Last week, the ongoing next-generation DVD format war took a portentous turn when Warner Bros. announced that it was pulling support for HD DVD in order to exclusively support Blu-ray. The news was quickly followed up by a rumor--since denied--that Paramount, too, was dropping HD DVD. But the HD DVD camp cancelled a long-planned press event at the International Consumer Electronics Show (CES) in Las Vegas, leading many to predict that the format wars were essentially over, with HD DVD the loser.
Those rumors were bolstered this week when primary HD DVD backer Toshiba announced stunning price reductions on all its HD DVD hardware players. Its low-end player, the HD-A3, dropped from $300 to $150 overnight, and the mid-line HD-A30 also dropped 50 percent, from $400 to $200. The high-end HD-A35 player dropped from $500 to $300. Blu-ray players, already more expensive than the HD DVD competition, start at a little under $300.
Toshiba's aggressive price cuts were no doubt intended to drive consumer interest in the format. But it might have had the opposite effect: Analysts feel the move was one of desperation, signaling to consumers that HD DVD is a losing effort.
To be fair, however, neither HD DVD nor Blu-ray is doing particularly well in the market. Only one million standalone next-generation DVD players were purchased in the United States through the end of 2007, and most of those (about 580,000 units) were HD DVD, not Blu-ray. (However, Sony sold 3.4 million Blu-ray equipped PlayStation 3 video game consoles as well, skewing the results wildly in Blu-ray's favor.) Content is a problem too: Although just 400 movies are available in HD DVD and Blu-ray, there are hundreds of thousands of standard DVD movies to choose from.

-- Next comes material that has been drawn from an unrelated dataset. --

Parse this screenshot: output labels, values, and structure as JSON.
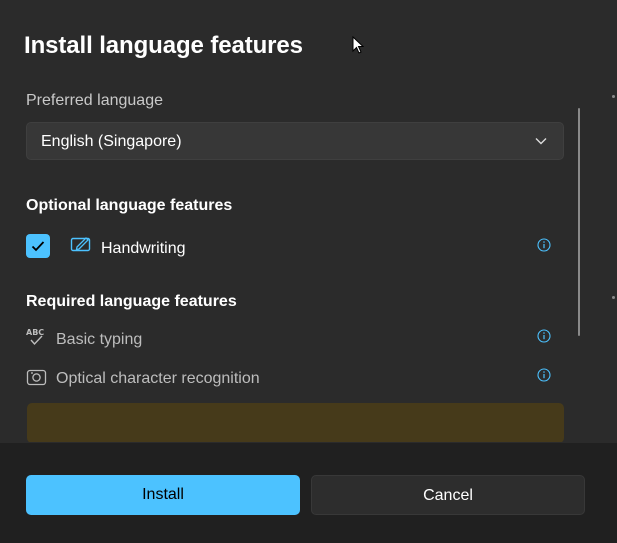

The biggest concern here, really, is industry support. Right now, five major movie studios--Columbia, Disney, Fox, Sony, and Warner Bros.--support Blu-ray. But only two major studios--Paramount and Universal--support HD DVD. On the rental front, Blockbuster and Netflix offer both formats, but Blockbuster reports that 70 percent of HD rentals are in the Blu-ray format. And one other factor could help drive industry support toward Blu-ray: Consumers who own Blu-ray devices tend to purchase twice as many HD discs per player as do HD DVD users.

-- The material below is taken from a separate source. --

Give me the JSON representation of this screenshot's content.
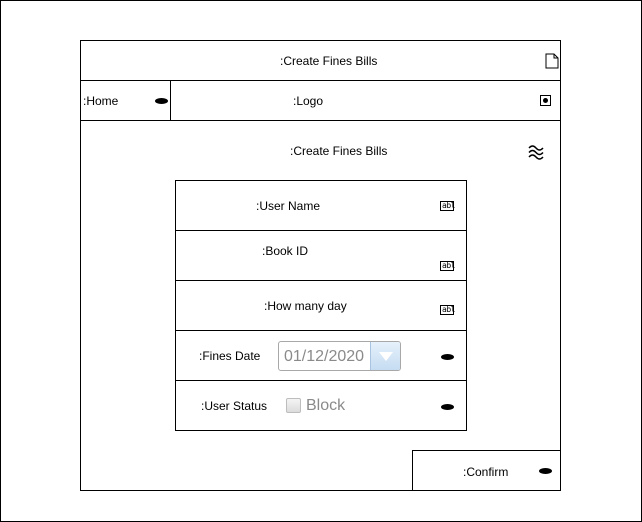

At this point, there's no clear winner, and many companies, including Apple and Microsoft, seem to be emphasizing digital downloads over HD disc formats. Furthermore, on-demand HD rentals from cable companies will help ensure that these formats are never as pervasive as DVD. If you're looking for a real winner in this battle, it might be time to look beyond physical media.